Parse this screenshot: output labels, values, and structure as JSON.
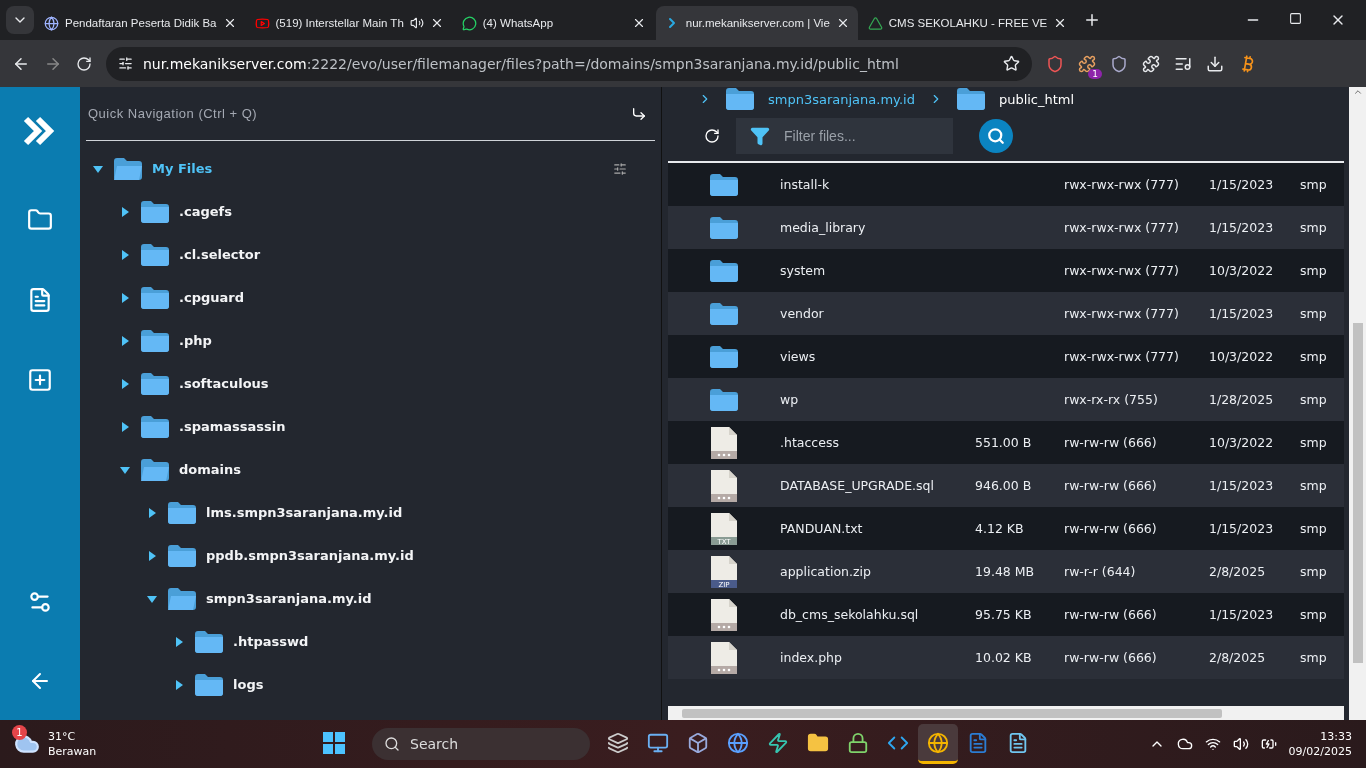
{
  "browser": {
    "tabs": [
      {
        "title": "Pendaftaran Peserta Didik Ba",
        "selected": false,
        "audio": false
      },
      {
        "title": "(519) Interstellar Main Th",
        "selected": false,
        "audio": true
      },
      {
        "title": "(4) WhatsApp",
        "selected": false,
        "audio": false
      },
      {
        "title": "nur.mekanikserver.com | Vie",
        "selected": true,
        "audio": false
      },
      {
        "title": "CMS SEKOLAHKU - FREE VE",
        "selected": false,
        "audio": false
      }
    ],
    "address": {
      "host": "nur.mekanikserver.com",
      "path": ":2222/evo/user/filemanager/files?path=/domains/smpn3saranjana.my.id/public_html"
    },
    "extension_badge": "1"
  },
  "quick_nav": {
    "placeholder": "Quick Navigation (Ctrl + Q)"
  },
  "tree": [
    {
      "name": "My Files",
      "expanded": true,
      "selected": true,
      "children": [
        {
          "name": ".cagefs",
          "expanded": false,
          "selected": false
        },
        {
          "name": ".cl.selector",
          "expanded": false,
          "selected": false
        },
        {
          "name": ".cpguard",
          "expanded": false,
          "selected": false
        },
        {
          "name": ".php",
          "expanded": false,
          "selected": false
        },
        {
          "name": ".softaculous",
          "expanded": false,
          "selected": false
        },
        {
          "name": ".spamassassin",
          "expanded": false,
          "selected": false
        },
        {
          "name": "domains",
          "expanded": true,
          "selected": false,
          "children": [
            {
              "name": "lms.smpn3saranjana.my.id",
              "expanded": false,
              "selected": false
            },
            {
              "name": "ppdb.smpn3saranjana.my.id",
              "expanded": false,
              "selected": false
            },
            {
              "name": "smpn3saranjana.my.id",
              "expanded": true,
              "selected": false,
              "children": [
                {
                  "name": ".htpasswd",
                  "expanded": false,
                  "selected": false
                },
                {
                  "name": "logs",
                  "expanded": false,
                  "selected": false
                }
              ]
            }
          ]
        }
      ]
    }
  ],
  "breadcrumb": [
    "smpn3saranjana.my.id",
    "public_html"
  ],
  "filter": {
    "placeholder": "Filter files..."
  },
  "files": [
    {
      "kind": "folder",
      "name": "install-k",
      "permissions": "rwx-rwx-rwx (777)",
      "date": "1/15/2023",
      "owner": "smp"
    },
    {
      "kind": "folder",
      "name": "media_library",
      "permissions": "rwx-rwx-rwx (777)",
      "date": "1/15/2023",
      "owner": "smp"
    },
    {
      "kind": "folder",
      "name": "system",
      "permissions": "rwx-rwx-rwx (777)",
      "date": "10/3/2022",
      "owner": "smp"
    },
    {
      "kind": "folder",
      "name": "vendor",
      "permissions": "rwx-rwx-rwx (777)",
      "date": "1/15/2023",
      "owner": "smp"
    },
    {
      "kind": "folder",
      "name": "views",
      "permissions": "rwx-rwx-rwx (777)",
      "date": "10/3/2022",
      "owner": "smp"
    },
    {
      "kind": "folder",
      "name": "wp",
      "permissions": "rwx-rx-rx (755)",
      "date": "1/28/2025",
      "owner": "smp"
    },
    {
      "kind": "file",
      "name": ".htaccess",
      "size": "551.00 B",
      "permissions": "rw-rw-rw (666)",
      "date": "10/3/2022",
      "owner": "smp"
    },
    {
      "kind": "file",
      "name": "DATABASE_UPGRADE.sql",
      "size": "946.00 B",
      "permissions": "rw-rw-rw (666)",
      "date": "1/15/2023",
      "owner": "smp"
    },
    {
      "kind": "text",
      "badge": "TXT",
      "name": "PANDUAN.txt",
      "size": "4.12 KB",
      "permissions": "rw-rw-rw (666)",
      "date": "1/15/2023",
      "owner": "smp"
    },
    {
      "kind": "archive",
      "badge": "ZIP",
      "name": "application.zip",
      "size": "19.48 MB",
      "permissions": "rw-r-r (644)",
      "date": "2/8/2025",
      "owner": "smp"
    },
    {
      "kind": "file",
      "name": "db_cms_sekolahku.sql",
      "size": "95.75 KB",
      "permissions": "rw-rw-rw (666)",
      "date": "1/15/2023",
      "owner": "smp"
    },
    {
      "kind": "file",
      "name": "index.php",
      "size": "10.02 KB",
      "permissions": "rw-rw-rw (666)",
      "date": "2/8/2025",
      "owner": "smp"
    }
  ],
  "taskbar": {
    "weather": {
      "temp": "31°C",
      "condition": "Berawan",
      "badge": "1"
    },
    "search": "Search",
    "apps": [
      {
        "active": false
      },
      {
        "active": false
      },
      {
        "active": false
      },
      {
        "active": false
      },
      {
        "active": false
      },
      {
        "active": false
      },
      {
        "active": false
      },
      {
        "active": false
      },
      {
        "active": false
      },
      {
        "active": true
      },
      {
        "active": false
      },
      {
        "active": false
      }
    ],
    "time": "13:33",
    "date": "09/02/2025"
  }
}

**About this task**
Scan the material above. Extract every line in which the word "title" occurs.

**Solution for this exercise**
        "title": "Pendaftaran Peserta Didik Ba",
        "title": "(519) Interstellar Main Th",
        "title": "(4) WhatsApp",
        "title": "nur.mekanikserver.com | Vie",
        "title": "CMS SEKOLAHKU - FREE VE",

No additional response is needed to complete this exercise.